The bartender was a bald man in his early 40’s. His ears were pointy and seemed to take away all the attention from his round face. He wore a white cap. He eased the drinks into people’s hands just as easily as they welcomed him into their conversations. He was just the right kind of friendly for a bartender. He wouldn’t pry, he pretended not to see tears when there were tears and he smiled. A lot. I kept watching him over my copy of the Dorian Gray every now and then. I watched him serve drinks to a couple, a gang of noisy boys and a middle aged woman sitting alone. He chatted with them all. When he wasn’t serving, his eyes were fixed on the game and the clock. Was he waiting too?
I was just nervous and he was my distraction. I didn’t want her to know I was nervous. I didn’t want her to know I almost broke my ankle trying to get here in a hurry even though there was plenty of time. To calm myself down, I had downed a bottle of wine at home and read Barthes’ ‘A lover’s discourse’, the chapter on waiting, especially, over and over again.
“There is a scenography of waiting: I organize it, manipulate it, cut out a portion of time in which I shall mime the loss of the loved object and provoke all the effects of a minor mourning. This is then acted out as a play”
The lover’s fatal identity is precisely: I am the one who waits
I would have been calmer had I dragged the book along to the bar. But I didn’t want her to think I had been obsessing over love for months now so I picked something neutral. Dorian gray seemed neutral. I have no idea what Dorian gray was about. Midway between waiting and assuming she is going to look at what I was reading, I wondered if The picture of Dorian Gray was the story of some painter named Dorian who is miserable because his lover married some rich guy. I freaked out because my hypothesis seemed believable. Under these tiring circumstances, I did what anybody sane with a smartphone would do. I looked up the Wikipedia entry for the goddamn book. It was a long entry so I skipped to the end. Some kind of tragedy it seemed like but I would do anything to not get caught reading ‘Lover’s Discourse’ today.
I waited. And I waited. We had agreed to meet at this bar, the very one that we frequented a lot as lovers in the months of May, June and July. After she left, I just couldn’t come here anymore. The last time we were here, we sat in the booth and drank all evening. She was wearing a white blouse and an olive green skirt. Whenever I sketch this, I never change the colors.

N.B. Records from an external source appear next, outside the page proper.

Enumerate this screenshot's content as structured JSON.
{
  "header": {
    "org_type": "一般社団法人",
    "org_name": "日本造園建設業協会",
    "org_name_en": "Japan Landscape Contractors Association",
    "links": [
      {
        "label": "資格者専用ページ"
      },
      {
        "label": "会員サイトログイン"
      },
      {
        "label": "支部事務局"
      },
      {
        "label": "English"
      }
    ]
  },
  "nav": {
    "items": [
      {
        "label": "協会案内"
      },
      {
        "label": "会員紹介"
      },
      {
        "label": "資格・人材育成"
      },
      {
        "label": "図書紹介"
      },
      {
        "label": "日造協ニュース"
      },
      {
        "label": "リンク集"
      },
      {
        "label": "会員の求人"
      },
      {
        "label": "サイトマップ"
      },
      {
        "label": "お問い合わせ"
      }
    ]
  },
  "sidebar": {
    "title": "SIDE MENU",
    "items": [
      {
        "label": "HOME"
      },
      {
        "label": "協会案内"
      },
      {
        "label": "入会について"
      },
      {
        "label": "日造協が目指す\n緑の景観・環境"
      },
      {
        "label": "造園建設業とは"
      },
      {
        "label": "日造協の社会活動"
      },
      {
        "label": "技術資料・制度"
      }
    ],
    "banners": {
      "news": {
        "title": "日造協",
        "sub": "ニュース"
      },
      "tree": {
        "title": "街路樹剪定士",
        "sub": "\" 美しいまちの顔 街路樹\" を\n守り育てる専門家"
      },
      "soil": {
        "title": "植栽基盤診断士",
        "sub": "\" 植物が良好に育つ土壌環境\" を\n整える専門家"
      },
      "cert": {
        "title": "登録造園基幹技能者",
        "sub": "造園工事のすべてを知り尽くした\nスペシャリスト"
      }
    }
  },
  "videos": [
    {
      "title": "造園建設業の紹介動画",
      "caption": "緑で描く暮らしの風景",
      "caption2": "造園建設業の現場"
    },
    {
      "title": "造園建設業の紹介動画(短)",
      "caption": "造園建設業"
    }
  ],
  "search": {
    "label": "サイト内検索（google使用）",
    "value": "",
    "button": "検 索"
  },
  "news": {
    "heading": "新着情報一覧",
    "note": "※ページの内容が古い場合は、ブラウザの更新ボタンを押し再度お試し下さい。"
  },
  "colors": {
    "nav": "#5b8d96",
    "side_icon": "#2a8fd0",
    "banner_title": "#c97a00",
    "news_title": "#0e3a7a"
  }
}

I looked at the clock again. It was 2:00. A full hour had passed after the agreed time. My restlessness was growing so I walked towards the entrance and turned. This was where she would see me from soon as she entered. I went back to my seat and positioned an angle that wouldn’t let her see my face. I rehearsed everything, even the way she would walk up to me, put her hand on my shoulder and the way my face would look, having been caught unaware because I was so absorbed in my book.
2:15: She hadn’t come yet. I went back to the telephone call she had made earlier in the day. I tried to recollect if she had really said 1:00 at the bar. It seemed natural not to ask which bar. I had started to rearrange my miseries when from the corner of my eye, I saw a blotch of red take a seat by the bartender. It was her. And she wasn’t alone. She was with a man and it didn’t look like a formal meeting. We looked at each other for 5 seconds and unknowingly I had pushed my gaze towards the man she was with, as if to ask ‘Who the hell is that’?
She didn’t say. And I could never find out. After 30 minutes of waiting a different kind of wait, one that was new in both measure and pain, they left.